The Beatles, a rock group from Liverpool, England, consisted of band members John Lennon, Paul McCartney, Ringo Starr and George Harrison. They were a group who wrote and performed catchy tunes about love and romance from the early 60s onwards. Their music had a pop nature to it that became commercially successful with the help of their producer George Martin.
The Beatles, after gaining popularity and success, were very busy and the songs and albums they released prior to Revolver were usually done under the pressure of set deadlines they had to meet. Due to this, they had limited time to expand their creativity. After one of their tours in December of 1965, they finally took a break.
Around that time, their musical styles began to change after being influenced by substances, as well as having free time they never truly had before to simply sit down, relax and create music without a set deadline. It was around that time that Revolver was created. The Revolver album took you into the world of The Beatles as they created their new musical sounds in the studio.
One of the first songs they released from Revolver was one that wasn’t all about romance like most of their songs were. It was called “Paperback Writer” and it was released two months before the Revolver album. Their harmonies in that song were unique and stuck with listeners. The vocals were also different from what they’d done before. Their instrumental blends stood out as well.
The way they recorded the instruments in the studio were also different. For example, “a speaker was used to record the base cabinet” instead of a traditional microphone. They used the studio to their advantage when recording their music. They experimented with microphone placements and used the equipment in different ways to achieve the recordings and instrumental sounds they wanted.
Another one of their songs that was also different in lyrical content was “Taxman,” where they spoke about the taxes people faced and their issues with authority.
“Eleanor Rigby,” another song from their album was very inspirational in lyrical content.

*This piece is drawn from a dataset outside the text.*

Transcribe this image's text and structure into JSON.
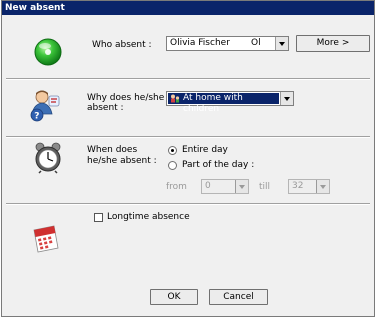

You couldn’t help but feel for ‘all the lonely people’ portrayed in the song as they spoke about Old England. The song really resonated because of the strings that brought out the feel and dark sort of nature of the song. The way they were arranged created a full blend so no instrumental parts seemed like they were missing even though only strings made up that piece.
The Beatles explored and experimented with many musical sounds during the making of Revolver. In “Love You To,” an Indian sitar was used and blended with their rock sound.
When listening to Revolver, it became clear to me why this album is one of the most popular rock albums of all time. The Beatles took their music to such high levels that it inspired people of all walks of life, even to this day.
The way they expressed themselves was unique and memorable. From the way they blended their instruments, to the chord progressions they used, to the addictive rhythms, Revolver is the epitome of a rock classic. The Beatles experimented with their music and created sounds I felt blended nicely together. I realized that some of the stuff they invented and experimented with could be viewed as earlier forms of sound designing and synthesizing. For example, I found it interesting how they used reversed effects or recorded various sounds and processed them with effects to change them and create new sounds they could use in their songs.
Their lyrical content was also different. It evolved to a deeper, personal level where they spoke about their experiences, opinions and thoughts in a more forward manner. Overall, I’d say Revolver was and still is, a great and inspirational rock album by The Beatles.
The Beatles: Revolver – References
- Howard, D. (2004). Sonic Alchemy: Visionary Music Producers And Their Maverick Recordings (First ed.). Milwaukee, WI: Hal Leonard Corporation.
- PRX | Piece | Everything Was Right: The Beatles’ Revolver . (n.d.). Public Radio Exchange . Retrieved April 2, 2012, from http://www.prx.org/pieces/15368-everything-was-right-the-beatles-revolver.
- Newman, R. (n.d.). Everything Was Right: The Beatles’ Revolver. Paul Ingles – Home. Retrieved April 2, 2012, from http://www.paulingles.com/Revolver.html
- The Beatles – Wikipedia, the free encyclopedia. (n.d.). Wikipedia, the free encyclopedia. Retrieved April 2, 2012, from http://en.wikipedia.org/wiki/The_Beatles